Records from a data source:
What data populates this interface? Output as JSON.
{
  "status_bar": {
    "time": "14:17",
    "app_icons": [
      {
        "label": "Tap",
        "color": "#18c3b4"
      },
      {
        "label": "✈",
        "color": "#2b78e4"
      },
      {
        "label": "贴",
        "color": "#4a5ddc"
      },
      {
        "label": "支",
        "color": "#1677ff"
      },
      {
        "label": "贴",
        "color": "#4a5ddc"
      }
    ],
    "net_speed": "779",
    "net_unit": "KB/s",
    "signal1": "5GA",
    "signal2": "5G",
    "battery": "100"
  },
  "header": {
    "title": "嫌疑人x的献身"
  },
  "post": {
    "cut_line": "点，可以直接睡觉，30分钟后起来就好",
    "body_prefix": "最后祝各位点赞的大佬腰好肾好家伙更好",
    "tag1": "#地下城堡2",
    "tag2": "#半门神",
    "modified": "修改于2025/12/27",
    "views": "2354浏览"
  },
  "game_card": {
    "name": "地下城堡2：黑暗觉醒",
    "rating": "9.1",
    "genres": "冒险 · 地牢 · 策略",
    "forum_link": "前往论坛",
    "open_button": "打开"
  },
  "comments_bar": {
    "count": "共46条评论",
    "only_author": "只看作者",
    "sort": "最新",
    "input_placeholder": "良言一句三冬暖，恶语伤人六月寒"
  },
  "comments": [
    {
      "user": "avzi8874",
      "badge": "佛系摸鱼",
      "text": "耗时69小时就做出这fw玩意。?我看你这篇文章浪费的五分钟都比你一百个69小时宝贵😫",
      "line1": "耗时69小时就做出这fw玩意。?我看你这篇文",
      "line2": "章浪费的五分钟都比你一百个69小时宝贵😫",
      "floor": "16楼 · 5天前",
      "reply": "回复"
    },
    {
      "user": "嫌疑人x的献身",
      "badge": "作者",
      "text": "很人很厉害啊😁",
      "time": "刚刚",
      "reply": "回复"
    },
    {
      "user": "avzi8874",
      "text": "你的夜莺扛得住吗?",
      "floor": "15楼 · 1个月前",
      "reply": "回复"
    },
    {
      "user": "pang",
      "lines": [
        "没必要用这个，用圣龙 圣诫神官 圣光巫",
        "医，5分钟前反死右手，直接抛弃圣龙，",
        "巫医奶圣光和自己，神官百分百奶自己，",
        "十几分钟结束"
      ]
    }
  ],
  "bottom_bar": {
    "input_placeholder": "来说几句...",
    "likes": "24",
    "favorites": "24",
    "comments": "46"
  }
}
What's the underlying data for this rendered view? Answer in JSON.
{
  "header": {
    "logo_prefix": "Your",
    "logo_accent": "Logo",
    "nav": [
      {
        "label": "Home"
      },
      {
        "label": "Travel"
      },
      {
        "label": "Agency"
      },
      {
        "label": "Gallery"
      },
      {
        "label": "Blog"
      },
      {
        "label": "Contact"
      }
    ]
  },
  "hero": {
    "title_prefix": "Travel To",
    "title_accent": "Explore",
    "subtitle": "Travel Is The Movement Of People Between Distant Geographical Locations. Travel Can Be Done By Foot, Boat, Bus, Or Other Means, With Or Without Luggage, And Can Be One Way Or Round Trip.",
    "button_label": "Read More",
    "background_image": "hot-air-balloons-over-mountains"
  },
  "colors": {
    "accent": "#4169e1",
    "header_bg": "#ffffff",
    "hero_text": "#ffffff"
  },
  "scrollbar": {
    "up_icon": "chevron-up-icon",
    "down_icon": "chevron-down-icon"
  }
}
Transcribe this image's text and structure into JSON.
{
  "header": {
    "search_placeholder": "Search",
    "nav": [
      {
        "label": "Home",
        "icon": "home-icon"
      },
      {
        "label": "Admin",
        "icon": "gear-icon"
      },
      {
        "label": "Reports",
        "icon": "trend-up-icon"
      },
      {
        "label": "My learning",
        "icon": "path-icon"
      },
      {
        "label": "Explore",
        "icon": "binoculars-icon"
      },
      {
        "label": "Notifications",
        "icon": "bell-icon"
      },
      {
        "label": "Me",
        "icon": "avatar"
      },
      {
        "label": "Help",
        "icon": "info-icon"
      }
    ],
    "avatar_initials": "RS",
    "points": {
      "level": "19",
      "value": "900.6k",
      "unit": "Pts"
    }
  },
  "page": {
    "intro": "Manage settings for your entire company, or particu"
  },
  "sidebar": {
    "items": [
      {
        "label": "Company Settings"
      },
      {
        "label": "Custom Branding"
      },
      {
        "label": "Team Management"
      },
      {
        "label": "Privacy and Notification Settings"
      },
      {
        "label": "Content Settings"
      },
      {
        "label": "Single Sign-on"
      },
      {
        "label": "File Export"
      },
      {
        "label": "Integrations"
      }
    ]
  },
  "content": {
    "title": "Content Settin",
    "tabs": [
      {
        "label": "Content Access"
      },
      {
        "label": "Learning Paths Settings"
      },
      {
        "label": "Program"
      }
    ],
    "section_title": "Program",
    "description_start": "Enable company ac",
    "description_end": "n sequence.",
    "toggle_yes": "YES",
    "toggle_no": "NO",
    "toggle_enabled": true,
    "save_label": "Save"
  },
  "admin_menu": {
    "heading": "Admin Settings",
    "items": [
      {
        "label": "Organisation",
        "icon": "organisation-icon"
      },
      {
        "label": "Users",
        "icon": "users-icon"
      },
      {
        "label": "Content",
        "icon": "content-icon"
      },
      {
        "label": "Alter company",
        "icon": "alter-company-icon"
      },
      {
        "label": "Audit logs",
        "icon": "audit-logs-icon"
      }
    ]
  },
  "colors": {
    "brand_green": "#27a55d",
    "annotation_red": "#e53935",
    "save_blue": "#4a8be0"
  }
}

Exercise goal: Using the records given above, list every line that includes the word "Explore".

Exercise output:
    "title_accent": "Explore",
        "label": "Explore",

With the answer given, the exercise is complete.